Each index -- and there are a large number of them -- measures the market or economy it tracks from a specific starting point. That point might be as recent as the previous day or many years in the past.

For those reasons, indexes are often used as performance benchmarks against which to measure the return of investments that resemble those tracked by the index.

A market index may be calculated arithmetically or geometrically. That's one reason two indexes tracking similar markets may report different results. Further, some indexes are weighted and others are not.

Weighting means giving more significance to some elements in the index than to others. For example, a market capitalization weighted index is more influenced by price changes in the stock of its largest companies than by price changes in the stock of its smaller companies.

Dictionary of Financial Terms. Copyright © 2008 Lightbulb Press, Inc. All Rights Reserved.


(1) A statistical indicator that measures changes in the economy in general or in particular areas.An example is the cost-of-living index.(2) A reference point against which measurements are taken for purposes of making future adjustments.An adjustable-rate mortgage might begin with an interest rate of 6 percent and provide that it will increase or decrease in a like percentage as the increase or decrease between today's quoted price for 10-year U.S.Treasury bonds and the price on the loan's annual anniversary date.We would say that 10-year T-bonds are the index.

Some leading loan indices include

• Wall Street Journal prime
• Federal discount rate
• Fed funds rate
• 11th District Cost of Funds
• 10-year Treasuries
• One-year LIBOR

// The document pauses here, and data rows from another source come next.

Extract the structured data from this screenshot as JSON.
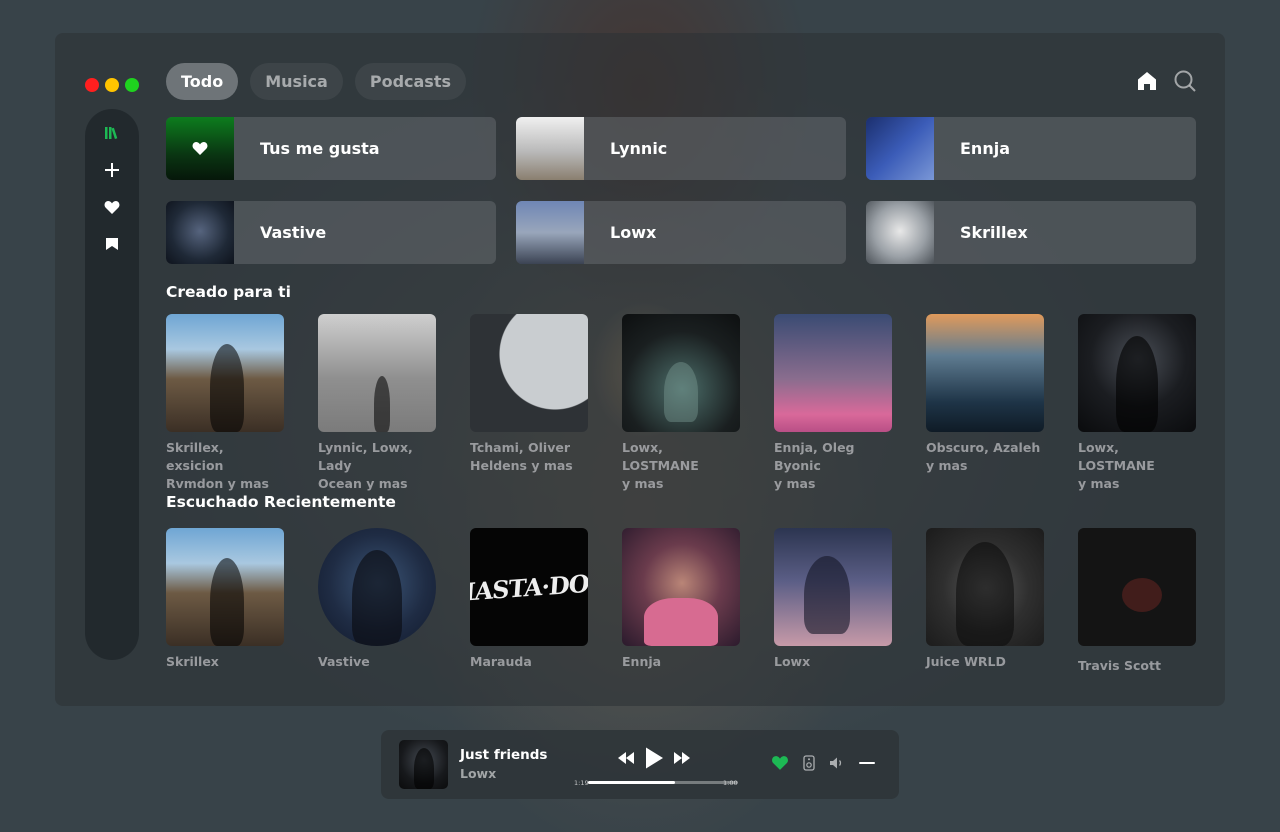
{
  "tabs": [
    {
      "label": "Todo",
      "active": true
    },
    {
      "label": "Musica",
      "active": false
    },
    {
      "label": "Podcasts",
      "active": false
    }
  ],
  "sidebar": {
    "icons": [
      "library-icon",
      "plus-icon",
      "heart-icon",
      "bookmark-icon"
    ]
  },
  "top_icons": [
    "home-icon",
    "search-icon"
  ],
  "quick_picks": [
    {
      "label": "Tus me gusta"
    },
    {
      "label": "Lynnic"
    },
    {
      "label": "Ennja"
    },
    {
      "label": "Vastive"
    },
    {
      "label": "Lowx"
    },
    {
      "label": "Skrillex"
    }
  ],
  "sections": {
    "made_for_you": {
      "title": "Creado para ti",
      "items": [
        {
          "line1": "Skrillex, exsicion",
          "line2": "Rvmdon y mas"
        },
        {
          "line1": "Lynnic, Lowx, Lady",
          "line2": "Ocean y mas"
        },
        {
          "line1": "Tchami, Oliver",
          "line2": "Heldens y mas"
        },
        {
          "line1": "Lowx, LOSTMANE",
          "line2": "y mas"
        },
        {
          "line1": "Ennja, Oleg Byonic",
          "line2": "y mas"
        },
        {
          "line1": "Obscuro, Azaleh",
          "line2": "y mas"
        },
        {
          "line1": "Lowx, LOSTMANE",
          "line2": "y mas"
        }
      ]
    },
    "recent": {
      "title": "Escuchado Recientemente",
      "items": [
        {
          "name": "Skrillex"
        },
        {
          "name": "Vastive"
        },
        {
          "name": "Marauda",
          "cover_text": "MASTA·DON"
        },
        {
          "name": "Ennja"
        },
        {
          "name": "Lowx"
        },
        {
          "name": "Juice WRLD"
        },
        {
          "name": "Travis Scott"
        }
      ]
    }
  },
  "player": {
    "title": "Just friends",
    "artist": "Lowx",
    "elapsed": "1:19",
    "duration": "1:00",
    "progress": 0.58,
    "liked": true
  },
  "colors": {
    "accent_green": "#1db954",
    "traffic_red": "#ff1f1f",
    "traffic_yellow": "#ffc400",
    "traffic_green": "#1fd21f"
  }
}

The Complete Real Estate Encyclopedia by Denise L. Evans, JD & O. William Evans, JD. Copyright © 2007 by The McGraw-Hill Companies, Inc.
References in periodicals archive ?
Periods the asset is not an indexed asset are not taken into account.
The stock can be an indexed asset but only equal to the ratio of the value of the mutual fund's or REIT's indexed assets to the total value of its assets.
Mercifully, the contract provides a rule of convenience: If a mutual fund's or REIT's ratio is 90% or more, the entire stock is indexed and, conversely, if the ratio is 10% or less (highly improbable for a mutual fund) none of the stock is indexed.
After 1996, both the credit and phaseout threshold would be indexed for inflation.
To illustrate the policies, Old Mutual tracks the 30-year performance of the index based on the average annual gains of the tour purchase dates and the existing terms of the equity indexed universal life insurance contracts.
Phelps said Old Mutual projects a $150 million to $200 million industry wide equity indexed universal life insurance market this year and a $500-million market once it matures.
American General Life Insurance Co., part of American International Group, led the equity indexed universal life insurance market in 1999 with $20.4 million in sales, nearly a third of the market share.
A series of hurdles must be overcome before issuance of indexed debt moves from a promising alternative to a useful policy instrument.
Before-tax nominal returns on coupon-beating indexed and unindexed instruments may well have to differ to pay the same after-tax compensation to investors.
However, of greater importance, those adverse cash flow implications of zero-coupon securities now or indexed debt in the future likely render these instruments less attractive to some classes of investors.
Under those circumstances, the Treasury may have to offer an elevated real return to place its indexed debt issue relative to that expected from its nominal debt, which is purchased by more investors.